YOUR TASK ->
Send back the whole listing untouched.
BEGIN EXTRACTED DATA
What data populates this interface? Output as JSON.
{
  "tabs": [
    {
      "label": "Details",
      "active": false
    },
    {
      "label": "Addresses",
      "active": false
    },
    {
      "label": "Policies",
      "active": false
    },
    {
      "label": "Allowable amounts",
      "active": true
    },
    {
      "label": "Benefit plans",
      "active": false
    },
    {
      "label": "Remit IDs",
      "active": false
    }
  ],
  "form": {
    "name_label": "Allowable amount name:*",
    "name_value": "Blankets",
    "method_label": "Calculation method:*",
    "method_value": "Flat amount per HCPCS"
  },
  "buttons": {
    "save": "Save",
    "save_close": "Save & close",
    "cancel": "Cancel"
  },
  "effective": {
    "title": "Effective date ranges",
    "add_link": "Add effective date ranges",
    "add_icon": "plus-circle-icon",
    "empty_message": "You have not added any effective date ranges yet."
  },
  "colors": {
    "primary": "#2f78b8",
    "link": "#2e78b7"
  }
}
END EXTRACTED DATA
COMPLETED TASK ->
What data populates this interface? Output as JSON.
{
  "tabs": [
    {
      "label": "Details",
      "active": false
    },
    {
      "label": "Addresses",
      "active": false
    },
    {
      "label": "Policies",
      "active": false
    },
    {
      "label": "Allowable amounts",
      "active": true
    },
    {
      "label": "Benefit plans",
      "active": false
    },
    {
      "label": "Remit IDs",
      "active": false
    }
  ],
  "form": {
    "name_label": "Allowable amount name:*",
    "name_value": "Blankets",
    "method_label": "Calculation method:*",
    "method_value": "Flat amount per HCPCS"
  },
  "buttons": {
    "save": "Save",
    "save_close": "Save & close",
    "cancel": "Cancel"
  },
  "effective": {
    "title": "Effective date ranges",
    "add_link": "Add effective date ranges",
    "add_icon": "plus-circle-icon",
    "empty_message": "You have not added any effective date ranges yet."
  },
  "colors": {
    "primary": "#2f78b8",
    "link": "#2e78b7"
  }
}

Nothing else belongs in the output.